Introduction: In hypertensive individuals, lack of adequate reduction in night-time BP is associated with higher cardiovascular risk. Although the underlying causative mechanisms responsible for lack of nocturnal decline in BP have still yet to be completely elucidated, previous studies established that non-dippers are older, obese, and have poorer sleep quality, and autonomic dysfunction. In this study we aimed to investigate whether some potential behavioural and life style factors may also contribute to the lack of nocturnal decline in hypertensive patients.
Methods: In this cross-sectional study, newly diagnosed or treated hypertensive patients (18–65years old) with a 24 hour ABPM record were asked to fill-in a special questionnaire about their life style characteristics and behavioural factors. Subjects with any known cardiovascular disease, diabetes mellitus, psychological disorder, chronic systemic illness, and OSAS were excluded from the study. Subjects' sleep quality were assessed via the Pittsburgh Sleep Quality Index. Certain eating habits of subjects were evaluated through a special questionnaire assessing 4 main items: 1-Med-diet score, 2- Regular breakfast eating (>5 times in a week), 3-Late night eating (last meal or snack to sleep <2 hours) and 4-Salt restriction (Strict-moderate-no/mild based on self report). Physical activity level of the subjects were assessed via short form of International Physical Activity Questionnaire; and subjects were classified as sedentary (<600 MET-min/week) or active (>600 MET-min/week). Smoking status, active working status, hypertension duration, BMI and routine biochemical tests of the patients were recorded. Patients with non-satisfying questionnaire forms, mean systolic BP >165mmHg and/or diastolic BP >110mmHg, and Cre >1.5 were excluded from the study.

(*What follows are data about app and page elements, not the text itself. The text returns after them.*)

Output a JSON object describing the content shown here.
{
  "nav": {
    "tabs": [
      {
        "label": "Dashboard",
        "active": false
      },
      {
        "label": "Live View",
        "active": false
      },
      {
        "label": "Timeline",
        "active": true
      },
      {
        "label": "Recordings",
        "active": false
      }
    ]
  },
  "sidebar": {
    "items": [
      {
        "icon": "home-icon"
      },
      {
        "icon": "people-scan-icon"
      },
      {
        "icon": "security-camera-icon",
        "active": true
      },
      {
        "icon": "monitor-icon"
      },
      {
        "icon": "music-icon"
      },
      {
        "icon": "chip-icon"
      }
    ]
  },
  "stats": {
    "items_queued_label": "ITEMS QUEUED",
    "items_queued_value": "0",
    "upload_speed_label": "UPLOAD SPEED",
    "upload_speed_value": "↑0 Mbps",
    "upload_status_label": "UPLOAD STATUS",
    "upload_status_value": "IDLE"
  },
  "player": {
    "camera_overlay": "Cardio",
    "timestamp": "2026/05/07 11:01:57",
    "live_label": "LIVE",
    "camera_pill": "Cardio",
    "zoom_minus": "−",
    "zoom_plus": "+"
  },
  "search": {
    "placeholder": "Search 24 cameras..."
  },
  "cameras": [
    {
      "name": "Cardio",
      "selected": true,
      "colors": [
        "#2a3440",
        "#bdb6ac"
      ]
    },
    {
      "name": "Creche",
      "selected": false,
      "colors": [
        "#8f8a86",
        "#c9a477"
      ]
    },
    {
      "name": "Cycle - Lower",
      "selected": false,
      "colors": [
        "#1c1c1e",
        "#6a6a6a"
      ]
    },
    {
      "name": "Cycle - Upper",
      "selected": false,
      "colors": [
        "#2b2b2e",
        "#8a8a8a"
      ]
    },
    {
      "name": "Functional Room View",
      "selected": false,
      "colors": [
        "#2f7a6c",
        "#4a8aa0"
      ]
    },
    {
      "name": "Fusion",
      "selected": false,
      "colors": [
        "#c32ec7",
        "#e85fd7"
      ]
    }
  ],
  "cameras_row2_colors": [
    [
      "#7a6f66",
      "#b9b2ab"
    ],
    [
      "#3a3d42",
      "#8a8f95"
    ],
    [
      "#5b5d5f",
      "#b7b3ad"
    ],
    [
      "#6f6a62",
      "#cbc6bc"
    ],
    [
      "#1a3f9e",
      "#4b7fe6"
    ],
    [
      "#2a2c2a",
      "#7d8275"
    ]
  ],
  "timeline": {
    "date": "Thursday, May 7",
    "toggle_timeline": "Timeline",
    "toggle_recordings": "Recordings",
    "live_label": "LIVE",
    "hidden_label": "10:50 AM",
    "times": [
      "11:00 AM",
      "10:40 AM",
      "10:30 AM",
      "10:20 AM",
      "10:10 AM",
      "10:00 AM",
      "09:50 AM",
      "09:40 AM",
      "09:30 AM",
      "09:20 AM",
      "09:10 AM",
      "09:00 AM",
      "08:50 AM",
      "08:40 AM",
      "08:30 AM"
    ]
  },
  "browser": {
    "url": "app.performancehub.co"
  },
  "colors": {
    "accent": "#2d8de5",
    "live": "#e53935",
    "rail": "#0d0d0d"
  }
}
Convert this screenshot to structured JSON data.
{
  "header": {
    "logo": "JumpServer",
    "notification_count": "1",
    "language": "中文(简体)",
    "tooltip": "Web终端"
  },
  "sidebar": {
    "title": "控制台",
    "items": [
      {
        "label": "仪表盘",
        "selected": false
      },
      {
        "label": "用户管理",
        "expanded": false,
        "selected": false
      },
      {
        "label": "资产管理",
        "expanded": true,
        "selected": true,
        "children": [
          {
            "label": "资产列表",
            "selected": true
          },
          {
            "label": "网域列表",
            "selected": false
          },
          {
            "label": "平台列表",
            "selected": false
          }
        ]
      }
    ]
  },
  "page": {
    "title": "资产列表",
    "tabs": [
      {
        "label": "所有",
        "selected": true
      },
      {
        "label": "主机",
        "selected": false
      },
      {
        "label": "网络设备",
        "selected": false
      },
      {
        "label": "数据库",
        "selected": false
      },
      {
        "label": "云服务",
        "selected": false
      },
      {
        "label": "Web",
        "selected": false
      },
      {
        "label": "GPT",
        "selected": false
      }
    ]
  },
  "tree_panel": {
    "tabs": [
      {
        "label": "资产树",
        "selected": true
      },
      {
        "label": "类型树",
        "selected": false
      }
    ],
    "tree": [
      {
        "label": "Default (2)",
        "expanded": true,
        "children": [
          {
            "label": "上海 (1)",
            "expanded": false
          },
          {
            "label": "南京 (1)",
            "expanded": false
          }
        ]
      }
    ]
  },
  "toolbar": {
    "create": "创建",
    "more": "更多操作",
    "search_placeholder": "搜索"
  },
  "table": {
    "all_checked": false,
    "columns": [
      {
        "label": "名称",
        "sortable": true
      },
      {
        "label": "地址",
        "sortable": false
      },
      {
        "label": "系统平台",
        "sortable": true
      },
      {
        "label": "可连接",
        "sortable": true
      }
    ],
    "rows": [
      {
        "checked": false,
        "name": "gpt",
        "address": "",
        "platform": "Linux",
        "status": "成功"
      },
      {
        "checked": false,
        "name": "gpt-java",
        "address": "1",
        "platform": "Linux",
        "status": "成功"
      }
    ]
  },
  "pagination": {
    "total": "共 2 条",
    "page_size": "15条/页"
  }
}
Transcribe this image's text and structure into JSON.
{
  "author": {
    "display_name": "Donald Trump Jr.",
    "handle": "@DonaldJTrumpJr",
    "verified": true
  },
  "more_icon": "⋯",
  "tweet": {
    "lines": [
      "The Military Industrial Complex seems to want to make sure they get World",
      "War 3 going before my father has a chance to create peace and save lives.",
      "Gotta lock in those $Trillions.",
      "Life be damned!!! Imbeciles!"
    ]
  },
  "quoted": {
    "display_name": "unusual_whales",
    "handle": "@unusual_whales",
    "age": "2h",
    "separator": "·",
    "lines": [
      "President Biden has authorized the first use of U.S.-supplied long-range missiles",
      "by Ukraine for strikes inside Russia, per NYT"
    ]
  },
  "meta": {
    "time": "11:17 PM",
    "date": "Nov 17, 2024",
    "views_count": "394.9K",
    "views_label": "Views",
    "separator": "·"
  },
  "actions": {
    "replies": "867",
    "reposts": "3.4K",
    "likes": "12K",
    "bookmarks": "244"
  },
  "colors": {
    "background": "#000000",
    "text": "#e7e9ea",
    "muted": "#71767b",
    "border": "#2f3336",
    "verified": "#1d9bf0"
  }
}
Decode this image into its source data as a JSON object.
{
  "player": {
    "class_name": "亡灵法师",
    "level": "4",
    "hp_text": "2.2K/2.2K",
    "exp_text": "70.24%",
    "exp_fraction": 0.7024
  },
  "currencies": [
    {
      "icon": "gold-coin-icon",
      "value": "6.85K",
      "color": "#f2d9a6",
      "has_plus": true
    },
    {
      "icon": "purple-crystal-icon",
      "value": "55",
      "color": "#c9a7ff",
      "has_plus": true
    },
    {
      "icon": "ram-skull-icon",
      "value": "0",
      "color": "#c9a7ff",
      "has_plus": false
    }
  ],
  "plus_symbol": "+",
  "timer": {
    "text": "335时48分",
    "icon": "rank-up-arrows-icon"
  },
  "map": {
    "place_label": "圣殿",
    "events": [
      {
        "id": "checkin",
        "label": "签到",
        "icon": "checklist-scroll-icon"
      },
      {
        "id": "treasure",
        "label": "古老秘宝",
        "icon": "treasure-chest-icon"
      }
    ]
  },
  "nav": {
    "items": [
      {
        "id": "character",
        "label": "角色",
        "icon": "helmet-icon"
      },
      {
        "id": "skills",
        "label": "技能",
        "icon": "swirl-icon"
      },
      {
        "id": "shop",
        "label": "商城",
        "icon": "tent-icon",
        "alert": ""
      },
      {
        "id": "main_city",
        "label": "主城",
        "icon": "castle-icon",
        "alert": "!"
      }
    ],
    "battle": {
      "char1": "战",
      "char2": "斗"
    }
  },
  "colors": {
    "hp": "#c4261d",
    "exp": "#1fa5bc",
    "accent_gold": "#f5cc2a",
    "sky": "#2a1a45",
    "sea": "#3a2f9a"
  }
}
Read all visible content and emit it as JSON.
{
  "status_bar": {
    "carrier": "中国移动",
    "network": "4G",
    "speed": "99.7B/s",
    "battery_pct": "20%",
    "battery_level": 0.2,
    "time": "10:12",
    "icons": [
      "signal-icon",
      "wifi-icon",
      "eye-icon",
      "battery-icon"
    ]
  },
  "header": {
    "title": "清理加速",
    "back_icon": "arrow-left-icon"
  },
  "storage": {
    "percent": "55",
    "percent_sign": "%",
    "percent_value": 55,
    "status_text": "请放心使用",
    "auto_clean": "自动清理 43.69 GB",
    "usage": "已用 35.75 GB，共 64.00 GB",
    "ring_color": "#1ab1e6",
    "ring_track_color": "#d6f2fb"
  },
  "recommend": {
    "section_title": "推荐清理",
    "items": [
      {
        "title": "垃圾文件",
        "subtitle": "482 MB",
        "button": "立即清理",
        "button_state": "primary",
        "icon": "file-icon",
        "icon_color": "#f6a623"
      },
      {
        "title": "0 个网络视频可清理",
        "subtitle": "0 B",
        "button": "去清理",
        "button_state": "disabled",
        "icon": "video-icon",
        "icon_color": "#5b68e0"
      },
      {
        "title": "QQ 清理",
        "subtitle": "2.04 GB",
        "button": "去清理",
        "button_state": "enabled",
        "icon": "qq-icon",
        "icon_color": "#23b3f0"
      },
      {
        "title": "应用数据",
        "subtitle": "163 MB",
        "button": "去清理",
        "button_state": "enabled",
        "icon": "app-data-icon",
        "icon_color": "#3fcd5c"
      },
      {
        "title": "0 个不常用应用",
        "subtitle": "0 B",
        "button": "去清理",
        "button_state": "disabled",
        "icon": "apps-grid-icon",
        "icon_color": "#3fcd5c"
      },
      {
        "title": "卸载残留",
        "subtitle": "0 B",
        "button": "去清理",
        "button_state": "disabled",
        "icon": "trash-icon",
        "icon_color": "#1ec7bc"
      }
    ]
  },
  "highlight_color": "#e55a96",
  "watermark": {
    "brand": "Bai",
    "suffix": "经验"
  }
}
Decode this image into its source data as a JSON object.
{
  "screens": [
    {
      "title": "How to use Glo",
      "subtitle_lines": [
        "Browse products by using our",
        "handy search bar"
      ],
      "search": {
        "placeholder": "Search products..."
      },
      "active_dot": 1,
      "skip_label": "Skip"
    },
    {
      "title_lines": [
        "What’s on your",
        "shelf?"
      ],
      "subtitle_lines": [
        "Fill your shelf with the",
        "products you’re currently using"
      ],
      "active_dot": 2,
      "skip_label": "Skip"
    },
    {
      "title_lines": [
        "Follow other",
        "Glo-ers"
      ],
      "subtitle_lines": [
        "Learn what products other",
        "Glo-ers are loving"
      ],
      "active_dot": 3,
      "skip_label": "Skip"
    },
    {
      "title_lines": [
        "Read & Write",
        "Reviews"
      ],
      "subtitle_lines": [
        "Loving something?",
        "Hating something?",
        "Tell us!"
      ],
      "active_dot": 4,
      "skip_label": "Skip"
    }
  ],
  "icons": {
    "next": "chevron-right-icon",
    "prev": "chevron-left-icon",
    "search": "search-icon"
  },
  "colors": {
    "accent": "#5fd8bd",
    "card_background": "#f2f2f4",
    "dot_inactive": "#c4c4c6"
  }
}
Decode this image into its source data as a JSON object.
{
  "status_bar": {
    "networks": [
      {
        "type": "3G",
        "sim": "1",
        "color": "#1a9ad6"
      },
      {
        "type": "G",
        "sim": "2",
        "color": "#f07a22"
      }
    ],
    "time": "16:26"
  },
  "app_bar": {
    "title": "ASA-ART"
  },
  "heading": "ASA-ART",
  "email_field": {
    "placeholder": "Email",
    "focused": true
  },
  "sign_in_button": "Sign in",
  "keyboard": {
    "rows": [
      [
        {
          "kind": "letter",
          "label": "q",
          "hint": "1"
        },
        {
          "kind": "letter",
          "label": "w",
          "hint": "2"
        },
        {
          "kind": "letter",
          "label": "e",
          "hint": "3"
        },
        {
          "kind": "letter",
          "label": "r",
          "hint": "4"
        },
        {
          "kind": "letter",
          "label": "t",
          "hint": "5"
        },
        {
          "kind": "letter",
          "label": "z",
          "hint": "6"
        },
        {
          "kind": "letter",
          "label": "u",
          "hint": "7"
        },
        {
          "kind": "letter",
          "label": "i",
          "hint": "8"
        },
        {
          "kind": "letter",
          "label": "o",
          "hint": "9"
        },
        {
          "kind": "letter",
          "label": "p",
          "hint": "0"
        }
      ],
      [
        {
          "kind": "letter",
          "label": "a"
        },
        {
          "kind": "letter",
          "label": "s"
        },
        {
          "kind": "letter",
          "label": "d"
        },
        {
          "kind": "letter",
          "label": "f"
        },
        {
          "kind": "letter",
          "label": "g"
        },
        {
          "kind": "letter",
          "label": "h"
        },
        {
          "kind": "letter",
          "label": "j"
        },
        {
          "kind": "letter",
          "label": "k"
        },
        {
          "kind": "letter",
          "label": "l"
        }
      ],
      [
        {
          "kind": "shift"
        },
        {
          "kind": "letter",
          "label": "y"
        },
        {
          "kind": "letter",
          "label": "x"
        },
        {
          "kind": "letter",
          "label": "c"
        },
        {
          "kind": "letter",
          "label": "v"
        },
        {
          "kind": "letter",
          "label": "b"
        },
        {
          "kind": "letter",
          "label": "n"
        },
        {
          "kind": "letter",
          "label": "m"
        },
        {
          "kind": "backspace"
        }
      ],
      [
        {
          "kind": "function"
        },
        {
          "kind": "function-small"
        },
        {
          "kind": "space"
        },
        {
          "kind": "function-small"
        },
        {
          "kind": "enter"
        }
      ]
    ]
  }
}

Results: 721 hypertensive subjects were suitable for final analysis. There were 376 non-dipper hypertensives and 345 dipper hypertensives. Comparison of these two groups showed that, non -dipper hypertensives were older (54.6±17.2 vs 51.1±16.7 years, p=0.020), had a longer duration of hypertension (median: 5 years vs 4 years, p=0.031), had higher BMI values (25.5±5.6 vs 23.3±6.7, p=0.019) and a higher percentage of late night eating pattern compared to dippers (24.2% vs 14.2%, p=0.028). Other parameters involved in the analysis were not significantly different between these two groups. In multivariate analysis duration of hypertension (OR: 1.035, 95% CI: 1.002–1.065, p=0.041) and late night eating (OR: 2.81, 95% CI: 1.079 -8.351, p=0.036) were identified as the parameters independently associated with non-dipper hypertension.
Conclusion: This study showed that late night eating may be an important contributing factor in development of non-dipper hypertension. We think that, healthy eating patterns in terms of ideal frequency and timing of the meals should be identified to improve cardiovascular health of the population.